The success garnered in the US with this release did lead to a couple of years of continued success before Management and record company problems saw them back to "critically lauded" (meaning, doing OK, remaining popular, but not really selling much anymore)
Oasis - 'Familiar To Millions'
In 1999, things were a bit fraught in the Oasis camp - the expected high of 'Be Here Now' had not been delivered, 3 original members has departed, and they had still not cracked America (which was high on the "to do" list). The 2000 album 'Standing on the Shoulder of Giants' had been recorded by the remaining members, with Noel Gallagher playing just about everything, and then when released the reception was relatively lukewarm - it still sold in large numbers and spawned hit singles, but the reception was generally "meh!".
The accompanying tour took in America, Japan, Europe, South America, and included 2 sold out nights at Wembley Stadium. This album comes from the first of those 2 nights (thankfully not the second night where Liam was somewhat the worse for wear).
Despite the reception to their latest album (which is represented by 4 songs here), and the obvious (omnipresent) tensions on stage, on this night they are definitely Rock n Roll Stars
The White Stripes - 'Under Great White Northern Lights'
Recorded on the White Stripes last tour of Canada, and released as an accompaniment to the documentary of the same name, it stands as testament to the White Stripes power as a band. Do you really need more than a voice, a guitar and a drum.
There was "something" special about the White Stripes, and these performances and the crowds response proves it. Unfortunately when the band went into hibernation and subsequent cessation, Jack White started to believe and present himself as a bit more important than he actually is/was.
I never got to see the White Stripes live, and this album makes me rue the missed opportunity every time I play it.

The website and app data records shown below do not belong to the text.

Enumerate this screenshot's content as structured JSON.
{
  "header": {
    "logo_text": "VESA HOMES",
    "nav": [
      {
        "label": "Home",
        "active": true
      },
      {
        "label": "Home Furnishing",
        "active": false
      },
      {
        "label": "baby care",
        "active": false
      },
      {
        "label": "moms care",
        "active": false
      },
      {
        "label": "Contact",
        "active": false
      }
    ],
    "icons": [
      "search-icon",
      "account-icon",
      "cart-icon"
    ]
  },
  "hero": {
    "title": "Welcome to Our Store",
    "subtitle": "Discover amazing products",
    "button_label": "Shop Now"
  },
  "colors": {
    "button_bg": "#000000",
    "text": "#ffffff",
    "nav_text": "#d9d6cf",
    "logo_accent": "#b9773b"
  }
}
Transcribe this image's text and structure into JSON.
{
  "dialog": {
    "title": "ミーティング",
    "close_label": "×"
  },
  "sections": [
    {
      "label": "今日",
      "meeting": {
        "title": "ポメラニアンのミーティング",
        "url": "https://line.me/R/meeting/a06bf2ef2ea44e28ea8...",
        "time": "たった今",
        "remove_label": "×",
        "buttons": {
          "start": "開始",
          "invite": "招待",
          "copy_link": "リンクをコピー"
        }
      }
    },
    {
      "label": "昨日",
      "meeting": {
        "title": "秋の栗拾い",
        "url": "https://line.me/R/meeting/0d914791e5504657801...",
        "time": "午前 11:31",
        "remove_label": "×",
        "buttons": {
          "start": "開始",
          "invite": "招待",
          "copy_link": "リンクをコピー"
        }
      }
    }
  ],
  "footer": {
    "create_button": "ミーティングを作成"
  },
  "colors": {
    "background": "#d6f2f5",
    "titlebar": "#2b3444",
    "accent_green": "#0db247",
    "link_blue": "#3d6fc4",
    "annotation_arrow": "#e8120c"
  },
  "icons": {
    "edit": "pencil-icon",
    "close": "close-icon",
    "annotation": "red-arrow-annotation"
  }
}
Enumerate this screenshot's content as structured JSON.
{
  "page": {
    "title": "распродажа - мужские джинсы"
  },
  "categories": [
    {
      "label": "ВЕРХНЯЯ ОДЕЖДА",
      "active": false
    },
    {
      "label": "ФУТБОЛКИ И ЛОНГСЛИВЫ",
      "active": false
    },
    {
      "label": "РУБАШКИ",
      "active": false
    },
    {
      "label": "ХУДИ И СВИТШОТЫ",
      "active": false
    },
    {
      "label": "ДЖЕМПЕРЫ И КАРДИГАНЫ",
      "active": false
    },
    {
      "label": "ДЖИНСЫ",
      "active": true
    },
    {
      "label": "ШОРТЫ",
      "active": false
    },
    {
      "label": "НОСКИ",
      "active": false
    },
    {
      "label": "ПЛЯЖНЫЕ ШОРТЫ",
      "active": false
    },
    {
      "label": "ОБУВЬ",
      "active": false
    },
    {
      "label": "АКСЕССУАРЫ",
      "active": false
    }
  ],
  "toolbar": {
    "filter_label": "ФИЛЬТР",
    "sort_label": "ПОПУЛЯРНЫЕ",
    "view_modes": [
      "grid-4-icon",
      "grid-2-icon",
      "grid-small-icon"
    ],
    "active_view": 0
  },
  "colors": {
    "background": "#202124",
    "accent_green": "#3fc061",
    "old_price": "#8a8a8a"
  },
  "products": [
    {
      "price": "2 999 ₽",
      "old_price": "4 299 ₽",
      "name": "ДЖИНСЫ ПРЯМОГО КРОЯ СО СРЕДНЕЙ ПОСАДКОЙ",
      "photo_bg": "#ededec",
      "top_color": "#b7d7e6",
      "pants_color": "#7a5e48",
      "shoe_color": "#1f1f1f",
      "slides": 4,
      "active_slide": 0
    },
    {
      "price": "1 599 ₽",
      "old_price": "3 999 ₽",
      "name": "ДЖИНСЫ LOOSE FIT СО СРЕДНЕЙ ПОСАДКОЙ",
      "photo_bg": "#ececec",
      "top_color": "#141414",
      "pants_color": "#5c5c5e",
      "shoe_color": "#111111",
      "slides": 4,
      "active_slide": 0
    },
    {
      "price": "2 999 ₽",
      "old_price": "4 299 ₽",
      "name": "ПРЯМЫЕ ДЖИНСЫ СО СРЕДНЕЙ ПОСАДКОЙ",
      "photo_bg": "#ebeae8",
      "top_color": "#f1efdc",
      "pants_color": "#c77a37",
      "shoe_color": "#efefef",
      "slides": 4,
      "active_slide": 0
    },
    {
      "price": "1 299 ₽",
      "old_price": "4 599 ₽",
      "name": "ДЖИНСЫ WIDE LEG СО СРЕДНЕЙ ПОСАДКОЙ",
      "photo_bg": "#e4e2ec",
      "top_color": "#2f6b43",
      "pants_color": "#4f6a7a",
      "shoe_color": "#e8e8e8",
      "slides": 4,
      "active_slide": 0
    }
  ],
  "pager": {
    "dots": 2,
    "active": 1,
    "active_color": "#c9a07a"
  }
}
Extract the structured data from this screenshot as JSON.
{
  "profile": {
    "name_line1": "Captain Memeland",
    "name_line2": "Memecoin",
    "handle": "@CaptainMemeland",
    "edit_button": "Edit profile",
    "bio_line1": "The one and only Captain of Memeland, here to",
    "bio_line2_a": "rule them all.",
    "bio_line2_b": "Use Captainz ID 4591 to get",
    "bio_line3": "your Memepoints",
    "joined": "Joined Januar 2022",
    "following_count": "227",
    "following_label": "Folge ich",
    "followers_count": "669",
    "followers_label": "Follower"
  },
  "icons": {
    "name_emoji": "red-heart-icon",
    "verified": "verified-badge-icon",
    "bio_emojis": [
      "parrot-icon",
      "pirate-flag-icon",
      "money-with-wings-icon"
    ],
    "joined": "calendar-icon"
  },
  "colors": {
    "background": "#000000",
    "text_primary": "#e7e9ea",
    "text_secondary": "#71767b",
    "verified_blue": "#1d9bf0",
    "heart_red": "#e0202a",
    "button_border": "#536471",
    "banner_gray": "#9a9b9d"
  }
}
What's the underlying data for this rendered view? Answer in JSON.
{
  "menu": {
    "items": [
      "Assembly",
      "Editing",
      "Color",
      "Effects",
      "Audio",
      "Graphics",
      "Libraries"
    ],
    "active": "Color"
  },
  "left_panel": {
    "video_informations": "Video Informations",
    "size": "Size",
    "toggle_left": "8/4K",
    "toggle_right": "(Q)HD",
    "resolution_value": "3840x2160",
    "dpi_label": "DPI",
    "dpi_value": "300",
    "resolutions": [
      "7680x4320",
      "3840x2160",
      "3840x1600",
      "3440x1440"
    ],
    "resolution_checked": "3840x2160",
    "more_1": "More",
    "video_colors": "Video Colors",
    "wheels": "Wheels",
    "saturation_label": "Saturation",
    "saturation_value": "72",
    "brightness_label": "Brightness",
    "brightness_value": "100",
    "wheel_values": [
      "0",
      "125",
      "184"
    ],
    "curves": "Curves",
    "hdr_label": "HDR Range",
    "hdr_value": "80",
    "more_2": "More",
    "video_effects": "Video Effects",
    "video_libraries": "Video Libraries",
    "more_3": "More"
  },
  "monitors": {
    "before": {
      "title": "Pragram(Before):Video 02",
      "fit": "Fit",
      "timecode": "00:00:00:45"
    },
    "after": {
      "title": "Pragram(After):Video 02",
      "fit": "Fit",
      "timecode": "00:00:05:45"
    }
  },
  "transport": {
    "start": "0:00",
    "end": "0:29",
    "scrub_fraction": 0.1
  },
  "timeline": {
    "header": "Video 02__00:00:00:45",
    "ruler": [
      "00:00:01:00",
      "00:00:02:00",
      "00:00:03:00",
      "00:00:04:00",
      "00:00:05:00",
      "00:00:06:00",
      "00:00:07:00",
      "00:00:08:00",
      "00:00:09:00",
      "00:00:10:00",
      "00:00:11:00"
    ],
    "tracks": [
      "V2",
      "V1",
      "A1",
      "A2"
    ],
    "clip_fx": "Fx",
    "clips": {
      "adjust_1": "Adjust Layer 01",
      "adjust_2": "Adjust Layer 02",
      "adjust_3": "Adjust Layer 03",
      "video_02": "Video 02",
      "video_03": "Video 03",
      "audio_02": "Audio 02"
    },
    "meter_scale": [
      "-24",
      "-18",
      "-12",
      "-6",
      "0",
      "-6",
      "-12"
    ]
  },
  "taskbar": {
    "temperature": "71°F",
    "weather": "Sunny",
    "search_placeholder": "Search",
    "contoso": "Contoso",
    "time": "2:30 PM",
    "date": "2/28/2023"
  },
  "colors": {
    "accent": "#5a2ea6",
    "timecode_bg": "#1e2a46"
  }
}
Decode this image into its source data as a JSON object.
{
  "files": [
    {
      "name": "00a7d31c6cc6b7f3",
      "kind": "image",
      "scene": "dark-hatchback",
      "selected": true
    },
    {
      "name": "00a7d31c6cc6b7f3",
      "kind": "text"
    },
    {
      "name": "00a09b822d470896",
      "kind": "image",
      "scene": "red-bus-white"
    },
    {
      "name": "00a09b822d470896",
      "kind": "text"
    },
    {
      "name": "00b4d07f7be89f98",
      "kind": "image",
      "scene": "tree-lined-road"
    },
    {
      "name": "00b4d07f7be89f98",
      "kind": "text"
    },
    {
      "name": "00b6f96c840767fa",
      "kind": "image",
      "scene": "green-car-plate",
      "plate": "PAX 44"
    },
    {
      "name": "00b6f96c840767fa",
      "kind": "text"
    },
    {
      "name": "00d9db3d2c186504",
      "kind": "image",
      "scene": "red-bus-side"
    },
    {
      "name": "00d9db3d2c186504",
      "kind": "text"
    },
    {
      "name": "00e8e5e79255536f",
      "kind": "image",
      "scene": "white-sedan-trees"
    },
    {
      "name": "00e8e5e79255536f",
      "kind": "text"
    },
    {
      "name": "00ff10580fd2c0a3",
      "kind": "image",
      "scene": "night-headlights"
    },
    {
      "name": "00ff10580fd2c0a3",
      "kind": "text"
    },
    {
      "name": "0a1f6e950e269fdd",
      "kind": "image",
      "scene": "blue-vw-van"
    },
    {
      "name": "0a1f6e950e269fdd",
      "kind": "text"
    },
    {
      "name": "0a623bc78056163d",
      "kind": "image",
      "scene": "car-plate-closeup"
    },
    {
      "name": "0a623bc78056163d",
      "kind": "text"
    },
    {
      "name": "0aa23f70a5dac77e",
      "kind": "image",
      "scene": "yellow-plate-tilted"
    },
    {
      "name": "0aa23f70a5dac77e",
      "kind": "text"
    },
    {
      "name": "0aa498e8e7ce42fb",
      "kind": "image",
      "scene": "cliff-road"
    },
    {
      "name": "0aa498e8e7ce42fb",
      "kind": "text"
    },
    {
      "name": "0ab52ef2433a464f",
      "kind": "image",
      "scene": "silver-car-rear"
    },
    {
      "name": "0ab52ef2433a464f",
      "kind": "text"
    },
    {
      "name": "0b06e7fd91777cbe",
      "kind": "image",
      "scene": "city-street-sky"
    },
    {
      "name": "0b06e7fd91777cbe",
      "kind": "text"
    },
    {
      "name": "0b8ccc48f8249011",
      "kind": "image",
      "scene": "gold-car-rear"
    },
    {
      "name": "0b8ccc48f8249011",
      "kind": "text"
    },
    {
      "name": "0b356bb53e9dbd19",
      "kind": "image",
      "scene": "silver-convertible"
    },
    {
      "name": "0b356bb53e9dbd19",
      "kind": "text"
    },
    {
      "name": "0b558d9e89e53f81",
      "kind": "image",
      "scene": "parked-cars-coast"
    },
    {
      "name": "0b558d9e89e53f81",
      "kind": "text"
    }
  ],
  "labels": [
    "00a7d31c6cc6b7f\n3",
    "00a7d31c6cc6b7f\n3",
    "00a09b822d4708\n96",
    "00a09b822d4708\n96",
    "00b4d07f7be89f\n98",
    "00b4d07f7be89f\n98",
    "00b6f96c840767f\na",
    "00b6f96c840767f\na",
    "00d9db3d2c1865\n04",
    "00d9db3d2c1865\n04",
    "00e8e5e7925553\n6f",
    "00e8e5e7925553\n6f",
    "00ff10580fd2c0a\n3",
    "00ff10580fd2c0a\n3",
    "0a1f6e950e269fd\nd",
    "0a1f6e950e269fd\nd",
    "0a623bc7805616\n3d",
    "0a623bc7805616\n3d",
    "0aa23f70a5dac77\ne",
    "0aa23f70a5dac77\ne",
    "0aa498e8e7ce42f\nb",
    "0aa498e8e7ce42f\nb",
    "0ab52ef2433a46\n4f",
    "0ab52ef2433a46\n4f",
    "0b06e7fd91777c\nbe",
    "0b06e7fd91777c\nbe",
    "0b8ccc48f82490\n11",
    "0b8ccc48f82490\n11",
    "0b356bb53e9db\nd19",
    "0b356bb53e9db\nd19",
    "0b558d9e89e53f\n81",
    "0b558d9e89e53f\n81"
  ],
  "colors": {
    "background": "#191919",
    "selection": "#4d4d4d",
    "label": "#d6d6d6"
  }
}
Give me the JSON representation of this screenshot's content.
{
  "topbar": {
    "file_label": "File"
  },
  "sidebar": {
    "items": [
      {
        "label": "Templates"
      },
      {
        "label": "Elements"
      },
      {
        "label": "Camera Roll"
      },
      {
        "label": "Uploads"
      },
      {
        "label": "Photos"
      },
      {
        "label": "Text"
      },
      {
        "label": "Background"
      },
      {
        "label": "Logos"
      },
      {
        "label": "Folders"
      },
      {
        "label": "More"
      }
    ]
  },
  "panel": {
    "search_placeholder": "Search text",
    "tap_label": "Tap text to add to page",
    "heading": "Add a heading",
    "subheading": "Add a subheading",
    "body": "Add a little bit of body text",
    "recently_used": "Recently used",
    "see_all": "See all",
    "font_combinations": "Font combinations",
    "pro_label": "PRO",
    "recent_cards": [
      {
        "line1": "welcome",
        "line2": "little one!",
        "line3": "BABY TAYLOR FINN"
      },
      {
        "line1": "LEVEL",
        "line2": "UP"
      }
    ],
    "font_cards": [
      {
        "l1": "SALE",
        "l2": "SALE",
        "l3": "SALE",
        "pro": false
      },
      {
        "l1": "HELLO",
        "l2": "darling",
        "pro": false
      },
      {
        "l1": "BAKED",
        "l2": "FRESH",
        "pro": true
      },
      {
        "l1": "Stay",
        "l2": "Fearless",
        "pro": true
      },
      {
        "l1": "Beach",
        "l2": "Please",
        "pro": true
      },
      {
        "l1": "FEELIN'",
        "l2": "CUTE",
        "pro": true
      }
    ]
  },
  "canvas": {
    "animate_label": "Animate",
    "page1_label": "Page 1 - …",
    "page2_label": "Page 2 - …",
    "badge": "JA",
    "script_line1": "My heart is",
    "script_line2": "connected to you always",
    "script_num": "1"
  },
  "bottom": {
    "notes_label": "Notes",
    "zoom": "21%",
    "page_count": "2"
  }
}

And as I scan back over that list, I ask myself "have I missed something?" - only 2 of the albums come from the 21st Century. Is the Live Album a dying form? As just about everything (both audio and visual) is now recorded, does the planning for a Live Album no longer happen, And with footage (official or otherwise) available on YouTube and other platforms mean there is no more clamour for official product?